Component data from apps and pages
- - -
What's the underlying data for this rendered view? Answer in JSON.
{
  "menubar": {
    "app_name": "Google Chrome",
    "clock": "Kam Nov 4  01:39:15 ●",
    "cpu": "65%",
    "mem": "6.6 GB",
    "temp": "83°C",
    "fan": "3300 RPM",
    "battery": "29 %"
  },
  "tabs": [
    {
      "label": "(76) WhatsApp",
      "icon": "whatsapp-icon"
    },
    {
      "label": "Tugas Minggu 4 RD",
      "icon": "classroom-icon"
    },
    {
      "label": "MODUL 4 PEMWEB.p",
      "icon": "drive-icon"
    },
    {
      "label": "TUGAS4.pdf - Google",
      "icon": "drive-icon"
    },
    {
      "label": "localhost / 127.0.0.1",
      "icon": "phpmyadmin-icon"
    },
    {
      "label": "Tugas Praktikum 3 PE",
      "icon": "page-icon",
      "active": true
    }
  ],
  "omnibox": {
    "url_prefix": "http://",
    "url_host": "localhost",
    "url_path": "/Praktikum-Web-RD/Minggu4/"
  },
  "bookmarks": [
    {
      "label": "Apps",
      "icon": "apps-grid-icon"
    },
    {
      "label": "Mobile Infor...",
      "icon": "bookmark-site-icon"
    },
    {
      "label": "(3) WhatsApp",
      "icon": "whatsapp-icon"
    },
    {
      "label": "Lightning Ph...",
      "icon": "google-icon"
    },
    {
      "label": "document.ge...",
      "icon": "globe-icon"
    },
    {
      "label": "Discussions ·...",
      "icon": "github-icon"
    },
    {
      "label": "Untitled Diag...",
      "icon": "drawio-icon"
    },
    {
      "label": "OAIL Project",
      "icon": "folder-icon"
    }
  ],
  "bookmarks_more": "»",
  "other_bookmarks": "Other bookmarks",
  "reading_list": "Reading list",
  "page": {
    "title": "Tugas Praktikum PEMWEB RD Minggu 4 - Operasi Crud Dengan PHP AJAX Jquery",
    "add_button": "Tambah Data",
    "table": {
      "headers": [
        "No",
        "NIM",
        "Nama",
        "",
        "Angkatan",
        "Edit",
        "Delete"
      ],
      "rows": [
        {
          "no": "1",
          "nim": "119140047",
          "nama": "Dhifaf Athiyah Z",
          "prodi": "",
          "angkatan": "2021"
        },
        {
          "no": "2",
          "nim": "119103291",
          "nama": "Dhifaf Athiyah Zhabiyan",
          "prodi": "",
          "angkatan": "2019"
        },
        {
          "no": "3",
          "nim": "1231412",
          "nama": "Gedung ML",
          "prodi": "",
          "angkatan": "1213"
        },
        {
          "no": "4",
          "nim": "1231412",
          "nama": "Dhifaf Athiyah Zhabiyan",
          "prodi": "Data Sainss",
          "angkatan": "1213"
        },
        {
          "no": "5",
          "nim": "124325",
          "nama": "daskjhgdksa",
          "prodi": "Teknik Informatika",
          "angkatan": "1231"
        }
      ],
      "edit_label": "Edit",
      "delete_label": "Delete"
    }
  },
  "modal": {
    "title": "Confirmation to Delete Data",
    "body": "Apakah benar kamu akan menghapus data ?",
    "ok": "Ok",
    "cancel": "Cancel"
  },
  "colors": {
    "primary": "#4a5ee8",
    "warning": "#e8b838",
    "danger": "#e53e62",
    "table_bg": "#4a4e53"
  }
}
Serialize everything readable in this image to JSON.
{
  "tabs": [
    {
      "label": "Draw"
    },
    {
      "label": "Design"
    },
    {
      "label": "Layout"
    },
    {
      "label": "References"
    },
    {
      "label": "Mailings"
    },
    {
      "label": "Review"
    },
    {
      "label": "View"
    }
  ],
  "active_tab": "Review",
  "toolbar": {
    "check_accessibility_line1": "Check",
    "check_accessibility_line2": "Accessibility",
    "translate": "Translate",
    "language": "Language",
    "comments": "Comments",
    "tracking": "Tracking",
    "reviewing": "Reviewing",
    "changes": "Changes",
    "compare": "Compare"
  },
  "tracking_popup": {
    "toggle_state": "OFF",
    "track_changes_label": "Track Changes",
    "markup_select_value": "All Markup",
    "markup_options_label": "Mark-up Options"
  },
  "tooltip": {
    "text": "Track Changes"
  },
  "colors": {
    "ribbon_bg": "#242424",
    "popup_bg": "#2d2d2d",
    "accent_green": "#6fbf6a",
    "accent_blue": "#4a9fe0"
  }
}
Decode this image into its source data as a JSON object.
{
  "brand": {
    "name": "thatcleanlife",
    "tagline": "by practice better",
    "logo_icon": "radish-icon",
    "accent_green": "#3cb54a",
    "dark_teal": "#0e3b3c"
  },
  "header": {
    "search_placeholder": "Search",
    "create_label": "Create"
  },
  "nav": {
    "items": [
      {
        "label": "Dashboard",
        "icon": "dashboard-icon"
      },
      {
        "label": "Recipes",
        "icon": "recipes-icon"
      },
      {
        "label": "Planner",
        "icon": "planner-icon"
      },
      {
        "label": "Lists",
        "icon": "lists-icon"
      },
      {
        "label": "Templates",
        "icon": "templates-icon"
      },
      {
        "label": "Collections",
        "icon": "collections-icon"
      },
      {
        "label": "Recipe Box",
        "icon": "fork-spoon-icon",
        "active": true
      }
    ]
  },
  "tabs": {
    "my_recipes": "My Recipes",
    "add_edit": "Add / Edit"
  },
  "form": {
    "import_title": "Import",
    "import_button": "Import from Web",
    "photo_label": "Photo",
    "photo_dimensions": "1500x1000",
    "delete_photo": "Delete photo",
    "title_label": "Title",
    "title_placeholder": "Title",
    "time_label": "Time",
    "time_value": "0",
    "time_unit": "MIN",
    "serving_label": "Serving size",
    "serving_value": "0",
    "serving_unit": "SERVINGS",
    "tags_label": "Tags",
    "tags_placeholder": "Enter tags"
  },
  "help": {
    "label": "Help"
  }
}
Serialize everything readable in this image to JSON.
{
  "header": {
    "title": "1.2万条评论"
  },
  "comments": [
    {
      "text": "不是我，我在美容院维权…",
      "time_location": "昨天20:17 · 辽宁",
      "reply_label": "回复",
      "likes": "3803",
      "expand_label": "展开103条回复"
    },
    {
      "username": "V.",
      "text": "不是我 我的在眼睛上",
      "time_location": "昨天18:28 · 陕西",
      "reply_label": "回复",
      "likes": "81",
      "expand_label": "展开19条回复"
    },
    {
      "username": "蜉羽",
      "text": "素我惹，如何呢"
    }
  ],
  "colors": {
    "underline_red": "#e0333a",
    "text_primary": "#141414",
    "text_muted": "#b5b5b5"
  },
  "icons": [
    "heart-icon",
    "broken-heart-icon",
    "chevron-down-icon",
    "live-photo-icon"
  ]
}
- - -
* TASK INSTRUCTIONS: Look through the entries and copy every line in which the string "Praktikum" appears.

* ANSWER TO THE PROBLEM:
      "label": "Tugas Praktikum 3 PE",
    "url_path": "/Praktikum-Web-RD/Minggu4/"
    "title": "Tugas Praktikum PEMWEB RD Minggu 4 - Operasi Crud Dengan PHP AJAX Jquery",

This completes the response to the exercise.